In the Summer of 2019, TDAI was presented with an opportunity from the Midwest Big Data Hub to host an event with the Data Carpentries, an international, non-profit organization where volunteer instructors teach coding and data skills worldwide. Steve Chang, technology lead for TDAI and one of the co-founders of the Series noted, “We had an overwhelming response when we offered this opportunity to the campus community. Our 25-seat room was filled, with 99 additional participants on the waitlist. It was evident that there was a need for these kinds of workshops, and in order to fill this need, the Data Literacy Series was launched.”
In early 2020, TDAI launched the Data Literacy Series, a four-part training series focused on getting started in R, R for statistical analysis, and data visualization. During the first 20 sessions, the Series has taught more than 200 students, postdocs, faculty, and staff members across more than 30 colleges and departments on campus. Their backgrounds and affiliations included aerospace engineering, business, entomology, pharmaceutics, and even veterinary medicine.

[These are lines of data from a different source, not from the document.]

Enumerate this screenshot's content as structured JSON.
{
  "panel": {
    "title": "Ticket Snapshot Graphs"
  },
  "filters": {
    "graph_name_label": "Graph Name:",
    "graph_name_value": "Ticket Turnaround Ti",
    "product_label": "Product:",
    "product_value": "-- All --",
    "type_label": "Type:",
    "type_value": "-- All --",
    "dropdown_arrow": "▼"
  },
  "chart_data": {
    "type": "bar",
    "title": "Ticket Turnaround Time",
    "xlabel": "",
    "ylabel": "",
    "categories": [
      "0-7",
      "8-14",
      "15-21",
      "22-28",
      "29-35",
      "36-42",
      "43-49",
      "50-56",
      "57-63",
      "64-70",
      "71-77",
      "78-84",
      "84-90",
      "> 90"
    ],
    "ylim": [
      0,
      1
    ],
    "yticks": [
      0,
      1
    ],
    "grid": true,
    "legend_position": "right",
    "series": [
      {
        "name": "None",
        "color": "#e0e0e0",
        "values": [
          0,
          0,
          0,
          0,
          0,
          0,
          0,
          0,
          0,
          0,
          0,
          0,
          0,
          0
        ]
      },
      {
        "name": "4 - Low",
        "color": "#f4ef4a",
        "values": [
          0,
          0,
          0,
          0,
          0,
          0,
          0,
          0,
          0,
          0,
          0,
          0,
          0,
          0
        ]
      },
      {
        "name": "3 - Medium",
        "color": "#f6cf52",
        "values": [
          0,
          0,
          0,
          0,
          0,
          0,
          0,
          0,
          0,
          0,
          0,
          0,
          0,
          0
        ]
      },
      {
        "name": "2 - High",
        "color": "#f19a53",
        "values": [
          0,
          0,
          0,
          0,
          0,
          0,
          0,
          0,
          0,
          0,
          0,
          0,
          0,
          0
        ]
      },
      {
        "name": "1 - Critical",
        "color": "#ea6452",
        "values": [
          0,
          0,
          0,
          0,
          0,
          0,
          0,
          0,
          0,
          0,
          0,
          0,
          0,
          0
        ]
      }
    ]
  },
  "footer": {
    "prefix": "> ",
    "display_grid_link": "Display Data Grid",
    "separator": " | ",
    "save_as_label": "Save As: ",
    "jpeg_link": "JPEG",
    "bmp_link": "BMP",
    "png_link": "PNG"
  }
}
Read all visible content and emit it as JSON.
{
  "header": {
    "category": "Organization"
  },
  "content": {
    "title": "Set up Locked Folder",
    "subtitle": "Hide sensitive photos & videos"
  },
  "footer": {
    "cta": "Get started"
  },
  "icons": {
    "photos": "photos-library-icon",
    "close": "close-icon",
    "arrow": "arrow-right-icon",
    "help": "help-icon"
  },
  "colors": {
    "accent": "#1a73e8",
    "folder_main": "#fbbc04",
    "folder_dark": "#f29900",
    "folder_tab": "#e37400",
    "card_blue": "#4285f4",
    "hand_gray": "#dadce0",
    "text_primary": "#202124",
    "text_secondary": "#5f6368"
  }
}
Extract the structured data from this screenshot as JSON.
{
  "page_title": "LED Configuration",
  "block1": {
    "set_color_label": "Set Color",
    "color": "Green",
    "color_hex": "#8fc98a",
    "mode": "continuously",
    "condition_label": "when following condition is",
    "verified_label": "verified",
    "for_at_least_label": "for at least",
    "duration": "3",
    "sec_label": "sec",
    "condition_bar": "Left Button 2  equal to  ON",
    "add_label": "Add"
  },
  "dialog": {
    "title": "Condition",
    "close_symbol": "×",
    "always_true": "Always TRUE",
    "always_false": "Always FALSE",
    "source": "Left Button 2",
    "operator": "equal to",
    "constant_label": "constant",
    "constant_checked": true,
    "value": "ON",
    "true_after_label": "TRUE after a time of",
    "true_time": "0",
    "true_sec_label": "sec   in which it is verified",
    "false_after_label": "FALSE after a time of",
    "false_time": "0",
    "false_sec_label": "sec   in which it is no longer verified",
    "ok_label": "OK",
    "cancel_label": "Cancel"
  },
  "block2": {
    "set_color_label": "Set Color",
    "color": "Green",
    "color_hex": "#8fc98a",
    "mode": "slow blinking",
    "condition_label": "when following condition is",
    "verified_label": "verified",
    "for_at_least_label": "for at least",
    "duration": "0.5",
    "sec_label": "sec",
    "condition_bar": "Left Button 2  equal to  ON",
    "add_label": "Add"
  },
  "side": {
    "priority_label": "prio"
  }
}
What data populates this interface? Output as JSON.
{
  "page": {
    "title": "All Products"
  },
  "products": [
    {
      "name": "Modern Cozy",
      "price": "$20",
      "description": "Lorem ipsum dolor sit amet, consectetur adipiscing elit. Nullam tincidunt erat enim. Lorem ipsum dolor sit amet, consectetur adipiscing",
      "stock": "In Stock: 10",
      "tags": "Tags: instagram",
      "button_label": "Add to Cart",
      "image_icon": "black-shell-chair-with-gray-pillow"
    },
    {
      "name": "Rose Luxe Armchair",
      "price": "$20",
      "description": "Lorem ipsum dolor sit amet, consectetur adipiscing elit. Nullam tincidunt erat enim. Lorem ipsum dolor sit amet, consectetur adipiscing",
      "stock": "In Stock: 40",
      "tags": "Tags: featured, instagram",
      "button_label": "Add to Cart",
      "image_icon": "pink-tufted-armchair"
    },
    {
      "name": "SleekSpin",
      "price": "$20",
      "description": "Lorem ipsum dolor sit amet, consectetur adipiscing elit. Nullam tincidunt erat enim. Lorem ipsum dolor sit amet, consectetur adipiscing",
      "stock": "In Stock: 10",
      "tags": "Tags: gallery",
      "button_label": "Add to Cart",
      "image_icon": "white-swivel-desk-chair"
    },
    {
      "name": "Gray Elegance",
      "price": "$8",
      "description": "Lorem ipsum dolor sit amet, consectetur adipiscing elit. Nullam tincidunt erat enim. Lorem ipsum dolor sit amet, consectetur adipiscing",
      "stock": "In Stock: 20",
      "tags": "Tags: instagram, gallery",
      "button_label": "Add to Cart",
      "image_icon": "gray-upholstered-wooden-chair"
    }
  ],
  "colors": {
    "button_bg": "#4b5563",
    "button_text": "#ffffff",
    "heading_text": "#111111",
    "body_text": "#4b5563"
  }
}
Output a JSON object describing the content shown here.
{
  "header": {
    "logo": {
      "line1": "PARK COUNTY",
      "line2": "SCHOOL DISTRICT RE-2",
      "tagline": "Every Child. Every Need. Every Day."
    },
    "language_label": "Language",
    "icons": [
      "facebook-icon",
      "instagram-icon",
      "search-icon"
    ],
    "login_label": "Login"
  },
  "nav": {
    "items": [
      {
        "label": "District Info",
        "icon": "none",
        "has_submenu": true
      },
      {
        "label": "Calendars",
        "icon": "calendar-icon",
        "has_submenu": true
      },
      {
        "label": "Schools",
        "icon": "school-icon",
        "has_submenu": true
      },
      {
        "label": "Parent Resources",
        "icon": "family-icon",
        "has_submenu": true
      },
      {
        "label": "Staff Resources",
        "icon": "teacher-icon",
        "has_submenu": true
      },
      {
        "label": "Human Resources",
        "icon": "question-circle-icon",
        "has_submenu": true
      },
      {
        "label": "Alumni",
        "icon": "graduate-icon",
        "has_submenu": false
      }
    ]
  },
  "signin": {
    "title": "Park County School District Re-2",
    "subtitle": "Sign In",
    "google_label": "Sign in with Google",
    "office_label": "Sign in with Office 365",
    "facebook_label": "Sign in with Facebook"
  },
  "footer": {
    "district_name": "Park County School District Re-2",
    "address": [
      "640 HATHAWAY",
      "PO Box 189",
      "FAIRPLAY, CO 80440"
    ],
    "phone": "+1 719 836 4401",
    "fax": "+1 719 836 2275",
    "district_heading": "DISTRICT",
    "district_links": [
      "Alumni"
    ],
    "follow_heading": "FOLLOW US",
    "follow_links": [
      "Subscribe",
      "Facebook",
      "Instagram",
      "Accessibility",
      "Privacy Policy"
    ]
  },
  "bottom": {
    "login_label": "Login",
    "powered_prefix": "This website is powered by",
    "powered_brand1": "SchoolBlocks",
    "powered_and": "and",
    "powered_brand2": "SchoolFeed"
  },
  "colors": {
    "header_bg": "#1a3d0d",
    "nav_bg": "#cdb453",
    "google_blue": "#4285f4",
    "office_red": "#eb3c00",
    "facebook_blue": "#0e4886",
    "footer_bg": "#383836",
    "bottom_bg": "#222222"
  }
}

Rachael Giglio Ph.D., a postdoctoral researcher in the Department of Evolution, Ecology, and Organismal Biology, helped facilitate sessions of the Data Literacy Series workshops over the past year and was pleasantly surprised to see the diversity of the participant’s research fields. “I knew that there was a general need for data training and workshops in my fields of interest (genetics, ecology, and evolutionary biology), but I was really surprised by the number of people from diverse fields who were on the waitlist for the workshops each time the series was advertised,” Giglio noted.
The series was co-developed with the Research Commons with the goal of giving participants a better understanding of how to use R as an important tool in their research or daily work. Each of the sessions are designed to provide the building blocks for understanding data analysis, platforms and tools used in field, and visualizing data. Curriculum for each of the sessions was designed to be applicable to students, faculty, and staff – regardless of their background.
“Data is created and used at Ohio State every day, but knowing how to use that data is critical,” said Jenna McGuire, Associate Director of TDAI and co-founder of the series. “The Data Literacy Series allows anyone across campus to learn the basics of data – how to analyze it, how it can be used in decision making, and how to tell a story by visualizing data in interesting and informative ways.”
Although all of the workshops have been taught on Zoom due to Covid-19, the TDAI team aimed to make the sessions interactive by encouraging participants to ask questions and provide insight where necessary. This allowed instructors to give live feedback and make sure the participants were understanding the material. Emma Wenckowski, a senior student at Ohio State studying Data Analytics, helped put together material for the Data Literacy Series and played a key part in educating faculty and staff on data training.
“The thing that’s tricky with data analytics is that all of the material exists on the web, but it can seem disorganized, overwhelming, or appear at a level that is too high for beginners,” Wenckowski said. The hope was that the Data Literacy Series would serve as a launchpad for pursuing further data analytics education by showing faculty and staff the possibilities of analysis in R and equipping them with a skillset they could use in the future.
The participants begin with the basics: how to navigate in R Studio and the syntax of R as a programming language before going on to import an example dataset and manipulate the elements of the data. The Statistics session gives participants a refresher of a mid-level Statistics concepts and how to leverage the built-in statistical functions in R. The Data Visualization session introduces participants to the popular ggplot2 package, but most importantly it presents ideas on how to blend the technical and artistic sides of Data Visualization together to create meaningful visualizations.
Both Giglio and Wenckowski were open to feedback and altered the workshops to fulfill the wishes of some attendees. Giglio recalls, “One individual suggested for the introductory to R series that we give real world examples of how and why certain commands would be used. I took this feedback and tailored the subsequent workshops to include examples of how I have used the R commands in my own research or how I envisioned a researcher could use them.”
While the Data Literacy Series has accelerated the learning process for most of its participants, there are still many more opportunities to provide Ohio State faculty and staff with data training. TDAI will continue the Data Literacy Series in 2021 with plans to reach an even larger audience and with different foci – such as highlighting different analysis tools (Excel, SAS) and applications. Plans are also underway to incorporate training modules from the Carpentries, a national organization teaching foundational coding and data science skills to researchers worldwide.
TDAI would like to give a special thanks to Rachael Giglio, Ph.D., Emma Wenckowski, and Lee-Arng Chang for their invaluable help with this Series over the past year.